Man who helped desegregate university passes away after battle with cancer

John Lewis Brandon passed away in January at the age of 80. He lived a quiet life in Clear Lake with his family. His humble beginnings in Durham, N.C. helped him become a strong, determined young man, and a pioneer for African American students at the University of North Carolina.

"He was strong willed, he was determined and he singularly focused on whatever purpose or plan he had.” said John's ex-wife Margie Brandon. That focus was the desire for higher education.

In 1955, John, along with brothers LeRoy and Ralph Frasier, were denied admission to the University of North Carolina at Chapel Hill because they were African American. That decision was overturned by a federal court judge and the three young men became the first African Americans to attend the university.

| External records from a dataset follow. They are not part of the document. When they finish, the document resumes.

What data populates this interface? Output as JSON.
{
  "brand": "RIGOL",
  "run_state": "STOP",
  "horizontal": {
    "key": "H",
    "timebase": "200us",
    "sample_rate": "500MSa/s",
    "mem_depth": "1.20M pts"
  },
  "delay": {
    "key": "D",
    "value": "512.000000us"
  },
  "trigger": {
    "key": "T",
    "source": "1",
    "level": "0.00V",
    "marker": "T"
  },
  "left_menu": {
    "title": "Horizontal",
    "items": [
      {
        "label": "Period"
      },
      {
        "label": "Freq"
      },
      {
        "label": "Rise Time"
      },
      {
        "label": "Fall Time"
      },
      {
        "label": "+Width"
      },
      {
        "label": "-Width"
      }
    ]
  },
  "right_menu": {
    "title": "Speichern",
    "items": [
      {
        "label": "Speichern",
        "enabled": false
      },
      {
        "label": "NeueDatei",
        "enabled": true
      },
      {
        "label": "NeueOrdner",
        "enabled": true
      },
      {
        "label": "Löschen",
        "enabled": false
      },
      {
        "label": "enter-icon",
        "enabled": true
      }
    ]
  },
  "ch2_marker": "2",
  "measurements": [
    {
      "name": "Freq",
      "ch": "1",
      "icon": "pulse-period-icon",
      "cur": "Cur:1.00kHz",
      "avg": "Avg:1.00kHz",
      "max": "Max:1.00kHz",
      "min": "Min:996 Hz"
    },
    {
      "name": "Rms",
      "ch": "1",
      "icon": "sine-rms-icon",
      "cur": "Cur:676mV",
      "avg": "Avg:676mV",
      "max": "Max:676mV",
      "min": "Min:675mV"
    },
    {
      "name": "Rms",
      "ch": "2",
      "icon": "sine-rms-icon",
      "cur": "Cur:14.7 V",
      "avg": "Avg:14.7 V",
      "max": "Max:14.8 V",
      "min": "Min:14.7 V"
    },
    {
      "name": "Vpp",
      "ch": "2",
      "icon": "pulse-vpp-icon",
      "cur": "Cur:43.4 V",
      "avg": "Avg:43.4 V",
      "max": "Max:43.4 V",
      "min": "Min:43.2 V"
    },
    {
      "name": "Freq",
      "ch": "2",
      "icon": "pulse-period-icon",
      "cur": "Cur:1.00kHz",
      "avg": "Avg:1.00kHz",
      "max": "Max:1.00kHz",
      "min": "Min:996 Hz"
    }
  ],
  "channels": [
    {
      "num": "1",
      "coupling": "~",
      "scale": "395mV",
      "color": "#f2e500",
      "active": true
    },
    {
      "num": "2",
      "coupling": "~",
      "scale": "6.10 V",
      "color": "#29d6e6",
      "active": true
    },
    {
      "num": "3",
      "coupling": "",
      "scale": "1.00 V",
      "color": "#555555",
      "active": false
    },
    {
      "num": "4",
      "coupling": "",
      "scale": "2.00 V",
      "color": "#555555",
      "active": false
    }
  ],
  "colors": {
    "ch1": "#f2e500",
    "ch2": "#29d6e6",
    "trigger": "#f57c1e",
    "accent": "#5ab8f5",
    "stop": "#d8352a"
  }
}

“They were just taught, you’re not entitled, you have to work for it, nothing is handed to you want on a silver platter, is what I’m trying to say, you got to get out there and get it,” said John's daughter Tracye Brandon.

John later completed his undergraduate studies at the University of Houston and also received a master’s degree in chemistry, all while serving 13 years in the U.S. Navy. He worked more than 20 years as a senior research chemist at Dow Chemical.

UNC released the following statement:

John was a courageous pioneer who played a formative and historic role, sacrificing to break down barriers and integrate America’s first public university. 

“We cannot be more appreciative of his contribution to the nation,” said UNC chancellor Carol L. Folt.

LeRoy Frasier passed away in December 2017 in New York City at the age of 80 years old. John's other brother Ralph Frasier is still alive, living in Jacksonville, Florida.